▶ [Description of the task]: Find the word "System" in the data below and copy each line that holds it.

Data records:
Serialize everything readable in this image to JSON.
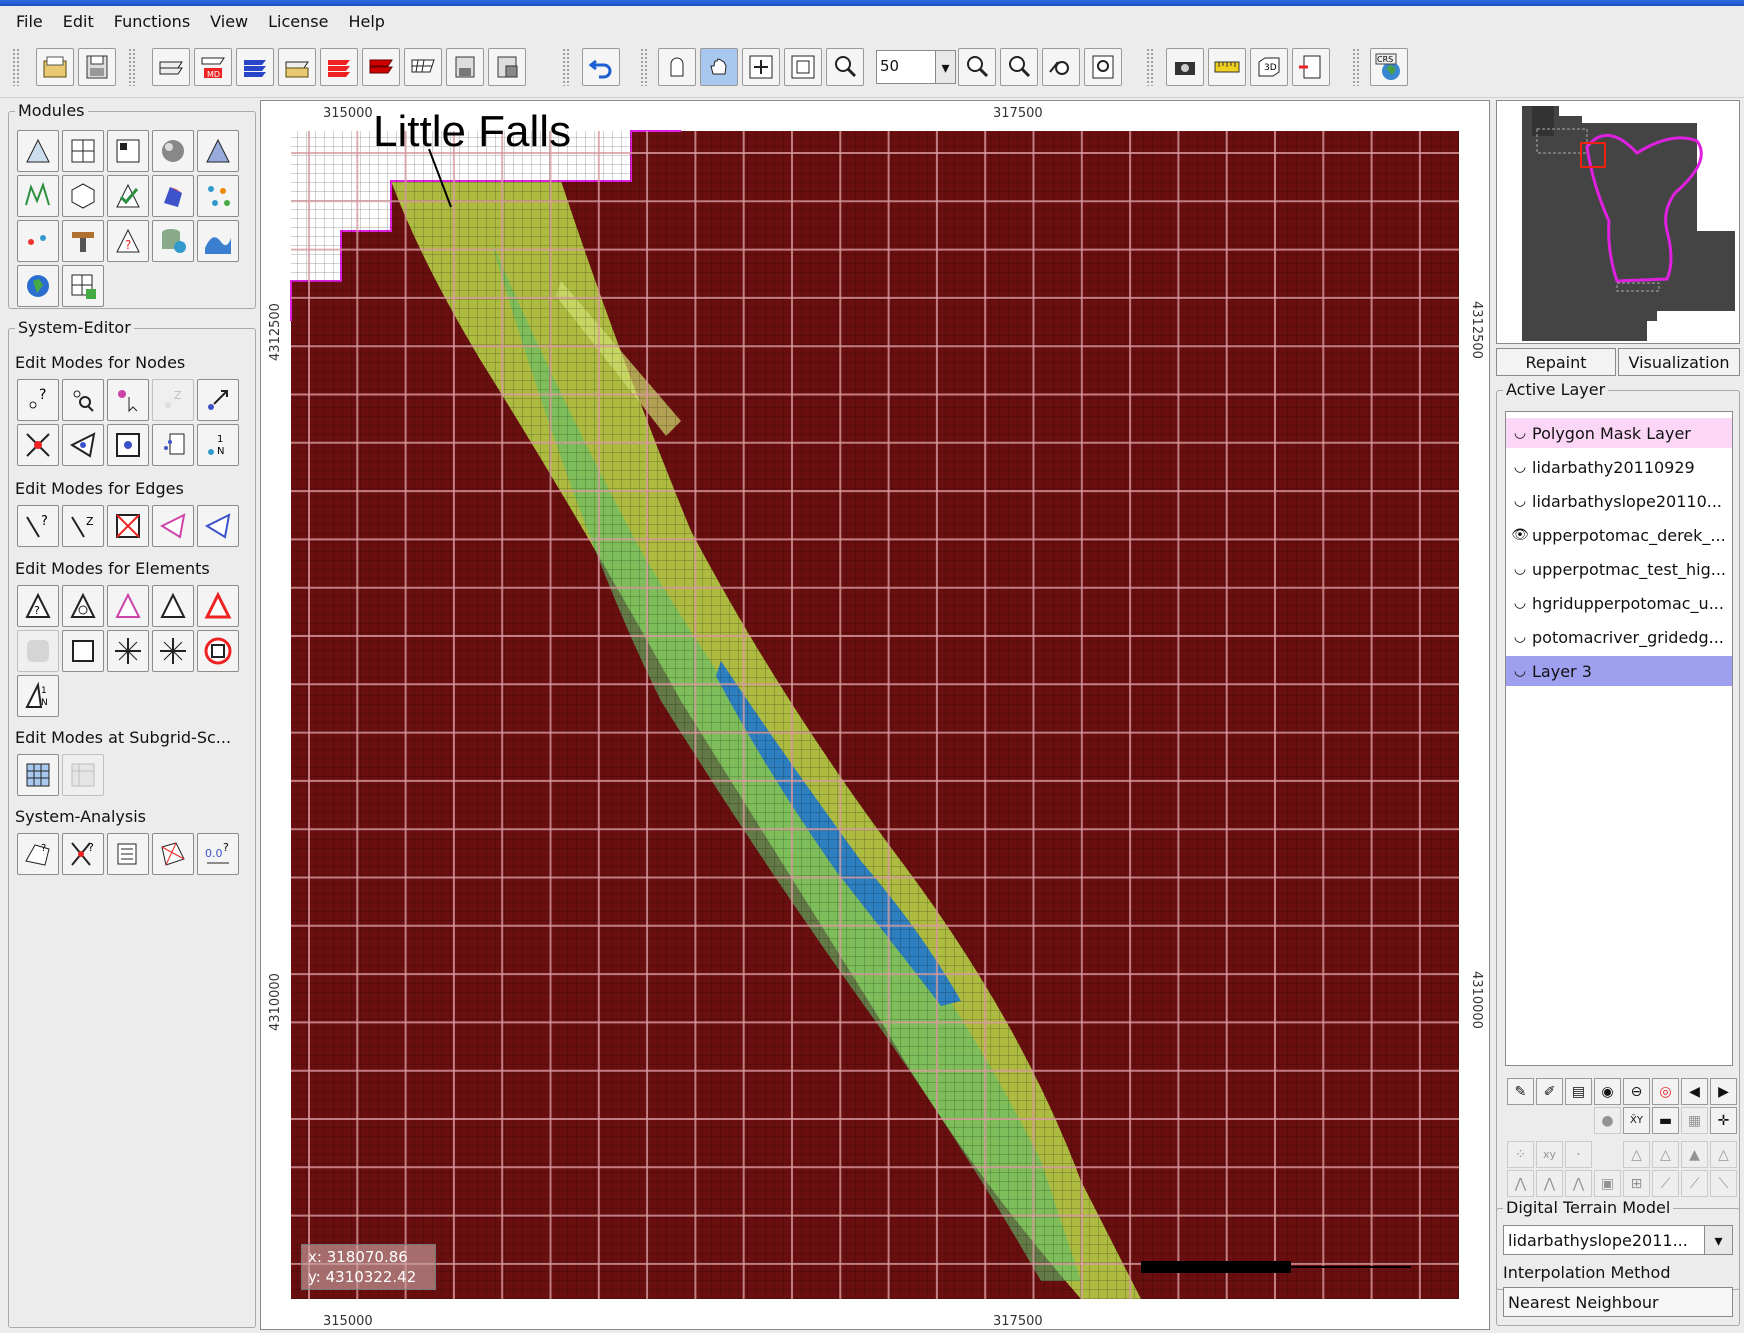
{
  "menu": [
    "File",
    "Edit",
    "Functions",
    "View",
    "License",
    "Help"
  ],
  "toolbar": {
    "zoom_value": "50"
  },
  "left_panel": {
    "modules_title": "Modules",
    "system_editor_title": "System-Editor",
    "edit_nodes": "Edit Modes for Nodes",
    "edit_edges": "Edit Modes for Edges",
    "edit_elements": "Edit Modes for Elements",
    "edit_subgrid": "Edit Modes at Subgrid-Sc...",
    "system_analysis_title": "System-Analysis"
  },
  "map": {
    "annotation": "Little Falls",
    "x_ticks": [
      "315000",
      "317500"
    ],
    "y_ticks": [
      "4312500",
      "4310000"
    ],
    "coord_x": "x: 318070.86",
    "coord_y": "y: 4310322.42",
    "colors": {
      "background": "#6a0f0f",
      "grid_line": "#d89aa0",
      "river_outer": "#b8d94a",
      "river_inner": "#2e7fbf",
      "mask_line": "#e020e0"
    }
  },
  "right_panel": {
    "repaint": "Repaint",
    "visualization": "Visualization",
    "active_layer_title": "Active Layer",
    "layers": [
      {
        "label": "Polygon Mask Layer",
        "icon": "hidden-eye-icon",
        "state": "pink"
      },
      {
        "label": "lidarbathy20110929",
        "icon": "hidden-eye-icon",
        "state": ""
      },
      {
        "label": "lidarbathyslope20110...",
        "icon": "hidden-eye-icon",
        "state": ""
      },
      {
        "label": "upperpotomac_derek_...",
        "icon": "visible-eye-icon",
        "state": ""
      },
      {
        "label": "upperpotmac_test_hig...",
        "icon": "hidden-eye-icon",
        "state": ""
      },
      {
        "label": "hgridupperpotomac_u...",
        "icon": "hidden-eye-icon",
        "state": ""
      },
      {
        "label": "potomacriver_gridedg...",
        "icon": "hidden-eye-icon",
        "state": ""
      },
      {
        "label": "Layer 3",
        "icon": "hidden-eye-icon",
        "state": "sel"
      }
    ],
    "dtm_title": "Digital Terrain Model",
    "dtm_value": "lidarbathyslope2011...",
    "interp_label": "Interpolation Method",
    "interp_value": "Nearest Neighbour"
  }
}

▶ [Answer to this problem]:
    "system_editor_title": "System-Editor",
    "system_analysis_title": "System-Analysis"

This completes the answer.